In the green taxonomy, in addition to solar panels and windmills, nuclear energy and modern gas-fired power stations are also given this coveted green status. Under strict conditions: until 2030, gas-fired power stations may only be built new to replace coal-fired power stations and do not emit more than 270 grams of CO2 per kilowatt hour and after 2030 not even more than 100 grams. The permit for a new nuclear power plant must be issued before 2045 and there must be sound plans for the storage of the nuclear waste.
Austrian Climate Minister Leonore Gewessler has already asked for a legal opinion and are investigating. Green and socialist MEPs investigate legal avenues
The present proposal seems to be a compromise between the 2 largest Member States, Germany (which is taking its nuclear power stations out of production but has to convert its coal-fired power stations and sees gas as a means of transition) and France (which gets 70% of its energy production from nuclear energy and wants to continue to do so). ). “The European Commission could also have chosen to be strict with both large member states,” says MEP Bas Eickhout (GroenLinks) disappointed in the decision. Financial Newspaper. “Now they’ve both kind of got their way.”

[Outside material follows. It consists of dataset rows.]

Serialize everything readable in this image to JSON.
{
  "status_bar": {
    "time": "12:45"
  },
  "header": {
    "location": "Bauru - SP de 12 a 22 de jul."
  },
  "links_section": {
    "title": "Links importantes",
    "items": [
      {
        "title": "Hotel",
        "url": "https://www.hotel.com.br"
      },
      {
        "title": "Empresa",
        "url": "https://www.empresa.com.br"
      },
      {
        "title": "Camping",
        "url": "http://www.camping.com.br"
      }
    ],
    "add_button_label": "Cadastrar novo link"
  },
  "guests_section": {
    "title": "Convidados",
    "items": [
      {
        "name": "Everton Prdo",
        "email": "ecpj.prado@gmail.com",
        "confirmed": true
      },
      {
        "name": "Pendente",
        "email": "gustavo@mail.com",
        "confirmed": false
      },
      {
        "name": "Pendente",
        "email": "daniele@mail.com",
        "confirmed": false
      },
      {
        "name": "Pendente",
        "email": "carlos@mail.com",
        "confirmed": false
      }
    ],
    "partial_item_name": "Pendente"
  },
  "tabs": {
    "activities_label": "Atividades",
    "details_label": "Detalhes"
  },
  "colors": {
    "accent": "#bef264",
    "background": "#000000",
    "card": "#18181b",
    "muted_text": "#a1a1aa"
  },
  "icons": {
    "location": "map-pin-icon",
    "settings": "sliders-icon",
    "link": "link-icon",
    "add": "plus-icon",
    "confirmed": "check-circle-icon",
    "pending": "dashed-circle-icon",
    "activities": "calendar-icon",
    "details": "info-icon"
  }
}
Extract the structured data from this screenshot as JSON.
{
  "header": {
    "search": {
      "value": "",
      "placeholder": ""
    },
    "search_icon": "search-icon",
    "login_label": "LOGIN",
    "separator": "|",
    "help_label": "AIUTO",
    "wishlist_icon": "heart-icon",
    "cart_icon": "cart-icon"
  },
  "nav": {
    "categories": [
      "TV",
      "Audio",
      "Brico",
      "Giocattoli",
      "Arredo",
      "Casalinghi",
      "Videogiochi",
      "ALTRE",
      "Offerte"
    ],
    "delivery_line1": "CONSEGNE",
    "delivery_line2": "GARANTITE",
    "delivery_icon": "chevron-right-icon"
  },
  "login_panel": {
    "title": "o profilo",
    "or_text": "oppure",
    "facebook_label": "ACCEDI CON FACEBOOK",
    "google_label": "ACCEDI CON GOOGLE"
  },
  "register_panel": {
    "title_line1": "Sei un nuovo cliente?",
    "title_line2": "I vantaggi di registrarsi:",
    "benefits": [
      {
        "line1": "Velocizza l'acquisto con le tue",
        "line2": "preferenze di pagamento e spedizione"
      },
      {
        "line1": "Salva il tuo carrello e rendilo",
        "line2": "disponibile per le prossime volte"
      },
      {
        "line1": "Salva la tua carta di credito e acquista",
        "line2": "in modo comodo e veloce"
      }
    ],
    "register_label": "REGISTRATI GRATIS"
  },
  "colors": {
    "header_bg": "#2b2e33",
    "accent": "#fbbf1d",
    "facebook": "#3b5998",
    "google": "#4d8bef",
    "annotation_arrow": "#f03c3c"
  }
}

“Still, I estimate the consequences to be limited, if it happens,” says Kees van der Leun in Fidelity. After all, it is only about a green label, not about policy plans and a clear path for EU subsidies. With a ‘green quality mark’ there are more favorable financial conditions for the construction of nuclear or gas plants. More opportunities for new nuclear power plants, because they are cheaper to finance (including those two Dutch!) and more opportunities for Eastern European countries that want to replace their lignite and coal plants with gas plants. Van der Leun does not expect any major shifts in the energy mix of Europe as a whole.
‘Legal Mud Fight’
Eickhout expects a ‘legal mud fight’ as several member states, especially those with green energy and climate ministers, will oppose the proposal. For example, Austrian Climate Minister Leonore Gewessler has already asked for a legal opinion and green and socialist MEPs are also investigating legal avenues. Will it make a difference? “In all likelihood they are fighting windmills,” writes Knack.
Because however high the discussion within the European Parliament may be, Parliament can only block the proposal if a majority votes against. And with 2 of the 3 largest political groups (Christian Democrats and Liberals) in favour, the chances are slim. The same goes for the Member States: the proposal can only be blocked if 20 of the 27 vote against and who together represent at least 65% of the EU population. So far, only Germany, Spain, Austria, Luxembourg, Portugal and Denmark have spoken out against nuclear energy in the taxonomy. The Netherlands is in favor of nuclear energy but against gas and is still studying the Commission proposal.
And so the European Commission seems to be running a race that has been won in advance with the taxonomy. Give the most and most important Member States what they want and they will also agree to what they do not want, is the motto.
We would like to give thanks to the author of this write-up for this awesome content
Gas sustainable and nuclear energy too – Green taxonomy turns out to be a political powder keg – Foodlog